[Opening Records section]

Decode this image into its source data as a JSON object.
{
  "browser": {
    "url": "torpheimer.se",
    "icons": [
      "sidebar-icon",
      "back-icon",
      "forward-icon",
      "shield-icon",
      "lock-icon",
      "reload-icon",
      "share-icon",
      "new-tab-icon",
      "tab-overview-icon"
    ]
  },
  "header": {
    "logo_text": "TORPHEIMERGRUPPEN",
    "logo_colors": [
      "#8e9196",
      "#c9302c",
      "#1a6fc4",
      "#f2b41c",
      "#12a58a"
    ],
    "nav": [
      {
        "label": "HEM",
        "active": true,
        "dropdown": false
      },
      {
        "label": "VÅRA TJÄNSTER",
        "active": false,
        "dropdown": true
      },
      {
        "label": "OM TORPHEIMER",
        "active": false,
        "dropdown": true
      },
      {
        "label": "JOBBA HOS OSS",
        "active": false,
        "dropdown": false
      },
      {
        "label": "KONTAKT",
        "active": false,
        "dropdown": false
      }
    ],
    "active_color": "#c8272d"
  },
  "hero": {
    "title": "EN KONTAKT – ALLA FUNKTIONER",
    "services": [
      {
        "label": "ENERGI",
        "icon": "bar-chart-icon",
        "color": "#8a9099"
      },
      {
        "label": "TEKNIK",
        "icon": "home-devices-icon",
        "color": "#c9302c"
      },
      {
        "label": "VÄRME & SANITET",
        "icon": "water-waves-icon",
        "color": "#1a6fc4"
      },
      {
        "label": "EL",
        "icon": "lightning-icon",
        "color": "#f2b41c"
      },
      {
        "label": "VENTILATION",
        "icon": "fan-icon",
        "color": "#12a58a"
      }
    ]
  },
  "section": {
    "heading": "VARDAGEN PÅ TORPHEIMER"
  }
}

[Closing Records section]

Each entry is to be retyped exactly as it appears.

_Result below_
Decode this image into its source data as a JSON object.
{
  "browser": {
    "url": "torpheimer.se",
    "icons": [
      "sidebar-icon",
      "back-icon",
      "forward-icon",
      "shield-icon",
      "lock-icon",
      "reload-icon",
      "share-icon",
      "new-tab-icon",
      "tab-overview-icon"
    ]
  },
  "header": {
    "logo_text": "TORPHEIMERGRUPPEN",
    "logo_colors": [
      "#8e9196",
      "#c9302c",
      "#1a6fc4",
      "#f2b41c",
      "#12a58a"
    ],
    "nav": [
      {
        "label": "HEM",
        "active": true,
        "dropdown": false
      },
      {
        "label": "VÅRA TJÄNSTER",
        "active": false,
        "dropdown": true
      },
      {
        "label": "OM TORPHEIMER",
        "active": false,
        "dropdown": true
      },
      {
        "label": "JOBBA HOS OSS",
        "active": false,
        "dropdown": false
      },
      {
        "label": "KONTAKT",
        "active": false,
        "dropdown": false
      }
    ],
    "active_color": "#c8272d"
  },
  "hero": {
    "title": "EN KONTAKT – ALLA FUNKTIONER",
    "services": [
      {
        "label": "ENERGI",
        "icon": "bar-chart-icon",
        "color": "#8a9099"
      },
      {
        "label": "TEKNIK",
        "icon": "home-devices-icon",
        "color": "#c9302c"
      },
      {
        "label": "VÄRME & SANITET",
        "icon": "water-waves-icon",
        "color": "#1a6fc4"
      },
      {
        "label": "EL",
        "icon": "lightning-icon",
        "color": "#f2b41c"
      },
      {
        "label": "VENTILATION",
        "icon": "fan-icon",
        "color": "#12a58a"
      }
    ]
  },
  "section": {
    "heading": "VARDAGEN PÅ TORPHEIMER"
  }
}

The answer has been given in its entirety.